Argues that empowerment programmes aim at inducing "entrepreneurial" behaviours and attitudes in employees, and that this aim ignores a fundamental internal inconsistency. Further, the traditional structure of formal organizations excludes a number of the conditions necessary to sustain such behaviour. Poor or diminished job security, the absence of real ownership stakes for employees, the continued power of formal authority, all militate against the objectives of true empowerment. In addition, the lack of adequate "reality-testing" mechanisms for internal communications puts organizations seeking to reap the benefits of an empowered culture in a difficult and possibly dangerous position. Uses evidence from senior HR OD executives in organizations which have introduced empowerment to substantiate the claims made.
Suggests that formal mentoring schemes are on the increase in response to the rapid pace of change and the need for people to network in lean delayered organizations. Defines mentoring as a one-to-one process of helping individuals to learn and develop and takes a longer-term perspective which focuses on the person's career and their development. Reviews the experience of best practice organizations using mentoring and draws on a feasibility survey of managers in a 10,000 strong global engineering company. Typical problem areas are that expectations and objectives may be misunderstood, the formal framework may not fit the culture and it can be hard to find suitable mentors. Discusses the strengths of mentoring, some of the pitfalls, and factors which help to make mentoring work effectively.
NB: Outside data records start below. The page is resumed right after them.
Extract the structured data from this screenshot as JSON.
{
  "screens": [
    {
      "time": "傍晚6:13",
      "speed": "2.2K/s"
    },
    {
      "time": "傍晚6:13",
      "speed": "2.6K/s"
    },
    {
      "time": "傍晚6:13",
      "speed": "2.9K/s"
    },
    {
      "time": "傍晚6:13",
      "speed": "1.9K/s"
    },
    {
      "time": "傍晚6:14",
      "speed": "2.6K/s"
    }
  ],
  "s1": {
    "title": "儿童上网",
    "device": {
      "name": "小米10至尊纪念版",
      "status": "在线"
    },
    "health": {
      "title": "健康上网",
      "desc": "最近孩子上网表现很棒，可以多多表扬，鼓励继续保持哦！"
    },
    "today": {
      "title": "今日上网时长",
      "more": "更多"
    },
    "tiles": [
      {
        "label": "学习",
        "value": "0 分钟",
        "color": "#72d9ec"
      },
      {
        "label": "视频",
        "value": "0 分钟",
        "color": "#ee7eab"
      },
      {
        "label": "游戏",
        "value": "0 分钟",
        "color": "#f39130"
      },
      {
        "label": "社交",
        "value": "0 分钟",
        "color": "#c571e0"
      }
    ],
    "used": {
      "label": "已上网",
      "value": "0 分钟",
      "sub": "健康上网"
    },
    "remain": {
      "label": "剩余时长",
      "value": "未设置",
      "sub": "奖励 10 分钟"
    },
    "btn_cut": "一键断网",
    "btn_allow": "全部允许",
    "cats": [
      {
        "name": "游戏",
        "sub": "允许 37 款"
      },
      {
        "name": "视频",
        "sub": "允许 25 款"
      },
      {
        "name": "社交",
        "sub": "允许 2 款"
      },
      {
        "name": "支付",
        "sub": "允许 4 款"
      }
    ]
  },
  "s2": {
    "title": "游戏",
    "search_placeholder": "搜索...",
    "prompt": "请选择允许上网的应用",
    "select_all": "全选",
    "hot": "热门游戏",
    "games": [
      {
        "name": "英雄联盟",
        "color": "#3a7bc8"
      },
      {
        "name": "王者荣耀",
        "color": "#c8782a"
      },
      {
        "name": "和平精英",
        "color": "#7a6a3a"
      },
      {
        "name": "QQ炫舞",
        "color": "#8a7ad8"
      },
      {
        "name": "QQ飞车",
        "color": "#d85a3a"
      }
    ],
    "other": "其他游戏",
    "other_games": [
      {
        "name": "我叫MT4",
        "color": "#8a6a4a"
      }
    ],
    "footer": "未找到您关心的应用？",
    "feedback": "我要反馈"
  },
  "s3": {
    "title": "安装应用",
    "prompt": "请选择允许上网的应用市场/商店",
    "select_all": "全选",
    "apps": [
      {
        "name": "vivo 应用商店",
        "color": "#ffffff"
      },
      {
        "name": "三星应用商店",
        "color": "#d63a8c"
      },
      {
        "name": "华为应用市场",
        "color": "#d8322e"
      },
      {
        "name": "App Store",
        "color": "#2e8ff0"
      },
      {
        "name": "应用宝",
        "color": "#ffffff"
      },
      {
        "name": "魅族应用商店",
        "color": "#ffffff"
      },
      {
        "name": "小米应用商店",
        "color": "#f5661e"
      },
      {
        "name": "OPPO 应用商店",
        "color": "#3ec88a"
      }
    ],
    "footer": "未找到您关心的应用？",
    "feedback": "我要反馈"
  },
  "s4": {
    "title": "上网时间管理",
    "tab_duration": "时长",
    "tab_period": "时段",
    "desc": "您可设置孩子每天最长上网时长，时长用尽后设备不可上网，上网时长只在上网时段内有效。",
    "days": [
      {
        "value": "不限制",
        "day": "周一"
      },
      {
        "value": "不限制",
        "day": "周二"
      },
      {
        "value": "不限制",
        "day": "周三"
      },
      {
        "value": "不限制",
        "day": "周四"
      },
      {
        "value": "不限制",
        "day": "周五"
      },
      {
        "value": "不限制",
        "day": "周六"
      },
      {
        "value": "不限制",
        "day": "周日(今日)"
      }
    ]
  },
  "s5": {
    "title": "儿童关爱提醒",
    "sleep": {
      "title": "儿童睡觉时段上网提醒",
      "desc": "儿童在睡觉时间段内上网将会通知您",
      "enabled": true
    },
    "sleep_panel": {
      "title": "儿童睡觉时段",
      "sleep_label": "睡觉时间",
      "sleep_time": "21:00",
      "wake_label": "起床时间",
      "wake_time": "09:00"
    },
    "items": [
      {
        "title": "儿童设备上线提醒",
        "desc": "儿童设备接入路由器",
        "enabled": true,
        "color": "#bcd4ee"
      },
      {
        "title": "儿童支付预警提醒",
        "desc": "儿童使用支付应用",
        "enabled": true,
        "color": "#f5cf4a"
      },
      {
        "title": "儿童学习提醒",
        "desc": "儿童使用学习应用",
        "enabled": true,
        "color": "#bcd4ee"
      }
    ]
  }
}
Asserts that you should be clear what you want out of mentoring, communicate thoroughly, carefully tailor the programme to the needs of participants and the culture, train the mentor and set up evaluation and review methods.